Human Lives Human Rights:
It has been over three weeks since the fight erupted in Sudan between the Rapid Support Forces and the Sudanese Armed Forces.
Since the conflict began, hundreds of civilians have been killed and thousands injured, including women and children. The crisis has also resulted in forcible displacement of hundreds of thousands of people.
On ground reports have indicated that civilians of all ages are experiencing various human rights abuses, including sexual assault and gender-based violence, as well as looting and shortages of food, water, healthcare, including reproductive healthcare, fuel and other basic goods and services, and collapse in communication channels.
Densely populated residential areas of Khartoum, Bahri, Omdurman and towns in Darfur and North Kordofan are facing electricity cuts, a lack of healthcare and basic services, while running out of food, water and medicines.
Some infrastructure and services, including 11 hospitals have collapsed due to attacks. A shelter for girls with disabilities in Khartoum was shelled leading to the death of a girl and injuring another. A shelter for older women in Khartoum was reportedly also damaged.

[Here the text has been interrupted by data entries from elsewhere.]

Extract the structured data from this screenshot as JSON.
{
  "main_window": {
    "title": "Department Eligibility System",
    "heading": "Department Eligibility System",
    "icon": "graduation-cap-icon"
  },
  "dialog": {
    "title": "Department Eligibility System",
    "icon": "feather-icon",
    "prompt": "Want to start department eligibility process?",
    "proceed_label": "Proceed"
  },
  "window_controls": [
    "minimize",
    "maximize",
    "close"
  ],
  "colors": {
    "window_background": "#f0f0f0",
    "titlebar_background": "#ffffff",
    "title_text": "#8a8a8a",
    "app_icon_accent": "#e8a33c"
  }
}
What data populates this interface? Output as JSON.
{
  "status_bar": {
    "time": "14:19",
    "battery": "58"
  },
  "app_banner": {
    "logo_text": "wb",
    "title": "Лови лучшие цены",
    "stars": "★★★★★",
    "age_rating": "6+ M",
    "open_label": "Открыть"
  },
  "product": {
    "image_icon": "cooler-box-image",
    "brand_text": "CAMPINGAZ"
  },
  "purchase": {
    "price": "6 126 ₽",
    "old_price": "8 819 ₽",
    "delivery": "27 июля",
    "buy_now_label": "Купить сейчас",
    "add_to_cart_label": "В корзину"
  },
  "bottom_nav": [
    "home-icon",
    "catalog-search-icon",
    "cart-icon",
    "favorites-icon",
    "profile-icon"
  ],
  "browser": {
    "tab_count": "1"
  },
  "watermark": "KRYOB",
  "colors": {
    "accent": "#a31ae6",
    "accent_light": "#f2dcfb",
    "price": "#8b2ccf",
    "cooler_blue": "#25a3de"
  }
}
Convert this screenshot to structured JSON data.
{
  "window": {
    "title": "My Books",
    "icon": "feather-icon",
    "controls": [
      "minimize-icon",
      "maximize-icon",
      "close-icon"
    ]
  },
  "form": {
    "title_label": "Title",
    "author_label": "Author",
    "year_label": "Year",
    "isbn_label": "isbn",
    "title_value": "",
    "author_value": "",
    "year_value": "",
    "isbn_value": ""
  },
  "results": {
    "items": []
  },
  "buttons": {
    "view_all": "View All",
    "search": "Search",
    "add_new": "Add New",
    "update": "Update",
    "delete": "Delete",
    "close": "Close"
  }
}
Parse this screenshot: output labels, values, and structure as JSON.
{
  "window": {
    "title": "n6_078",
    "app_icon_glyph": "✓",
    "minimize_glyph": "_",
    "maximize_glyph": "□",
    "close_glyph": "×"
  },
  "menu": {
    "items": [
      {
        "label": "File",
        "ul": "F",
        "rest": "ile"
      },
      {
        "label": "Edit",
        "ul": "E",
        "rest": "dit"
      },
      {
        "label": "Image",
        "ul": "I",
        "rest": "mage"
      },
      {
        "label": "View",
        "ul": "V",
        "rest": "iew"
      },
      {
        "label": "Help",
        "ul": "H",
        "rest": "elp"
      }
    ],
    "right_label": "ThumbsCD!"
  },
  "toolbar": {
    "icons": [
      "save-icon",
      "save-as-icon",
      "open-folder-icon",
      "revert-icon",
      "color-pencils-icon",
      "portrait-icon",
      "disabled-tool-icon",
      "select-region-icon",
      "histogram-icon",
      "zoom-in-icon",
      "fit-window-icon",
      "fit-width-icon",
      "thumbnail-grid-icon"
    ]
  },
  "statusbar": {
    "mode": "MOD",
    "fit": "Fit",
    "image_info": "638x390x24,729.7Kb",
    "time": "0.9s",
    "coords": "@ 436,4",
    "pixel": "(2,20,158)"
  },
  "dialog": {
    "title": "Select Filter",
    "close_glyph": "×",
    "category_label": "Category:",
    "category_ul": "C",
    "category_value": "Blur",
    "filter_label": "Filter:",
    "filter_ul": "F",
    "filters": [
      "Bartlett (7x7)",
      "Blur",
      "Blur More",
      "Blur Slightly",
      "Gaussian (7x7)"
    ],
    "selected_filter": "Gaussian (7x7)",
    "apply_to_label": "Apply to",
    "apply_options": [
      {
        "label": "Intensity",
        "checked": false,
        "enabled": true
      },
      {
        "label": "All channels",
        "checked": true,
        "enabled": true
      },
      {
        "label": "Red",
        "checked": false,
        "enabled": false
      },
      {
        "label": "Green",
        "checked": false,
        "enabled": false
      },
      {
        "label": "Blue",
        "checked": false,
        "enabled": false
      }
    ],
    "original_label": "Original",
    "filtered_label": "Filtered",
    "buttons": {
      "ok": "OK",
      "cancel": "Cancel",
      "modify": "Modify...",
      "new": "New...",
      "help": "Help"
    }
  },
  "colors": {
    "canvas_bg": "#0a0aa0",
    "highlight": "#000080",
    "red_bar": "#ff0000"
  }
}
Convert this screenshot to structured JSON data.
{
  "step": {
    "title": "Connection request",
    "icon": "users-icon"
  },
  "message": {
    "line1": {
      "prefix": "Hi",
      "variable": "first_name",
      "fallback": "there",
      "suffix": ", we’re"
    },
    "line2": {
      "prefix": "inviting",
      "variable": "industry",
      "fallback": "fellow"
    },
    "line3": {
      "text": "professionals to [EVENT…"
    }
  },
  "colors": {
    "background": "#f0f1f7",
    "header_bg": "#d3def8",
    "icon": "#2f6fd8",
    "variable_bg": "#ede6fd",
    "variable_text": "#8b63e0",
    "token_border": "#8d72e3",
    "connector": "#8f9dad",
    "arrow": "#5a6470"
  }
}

Local and international humanitarian personnel, including healthcare workers and facilities providing health care, food assistance, protection and other life-saving services have been the victims of what appear to be both targeted and indiscriminate attacks.
Reports of violence against those working tirelessly to address the unprecedented scale of human suffering in Sudan, as well as those working to shed light on the situation are quite disturbing.
The targeting of journalists and intimidation and threatening of human rights defenders, including women human rights defenders in Darfur and Khartoum, has impinged their ability to monitor and document the situation on the ground, contributing to an information blackout.
Rights groups have raised concern about women and children – who are at an increased risk of trafficking, people with disabilities and older persons as families are being separated while fleeing escalating hostilities.
Before the crisis, Sudan already had 3.7 million internally displaced persons in the country, in addition to hosting over 1 million refugees. Due to the violent outbreak, about 334,000 people are estimated to have been newly displaced within Sudan, and over 120,000 people have fled to neighboring countries, according to UNHCR.
There is an urgent need for an immediate and sustained ceasefire followed by a resumption of political negotiations to move toward a civilian-led government.
We call on all parties to the conflict to immediately halt hostilities, de-escalate the situation and allow for unimpeded access, inclusive and extensive humanitarian operations to relieve suffering and provide life-saving protection and a pathway to sustainable peace and development.
Parties to the conflict must respect their obligations under international humanitarian and human rights law to ensure the protection of civilians and civilian infrastructure including schools and hospitals, and publicly commit to protect humanitarian personnel, premises and assets.
We also urge businesses to exercise heightened human rights due diligence to identify and address any potential adverse impacts on human rights and on the conflict.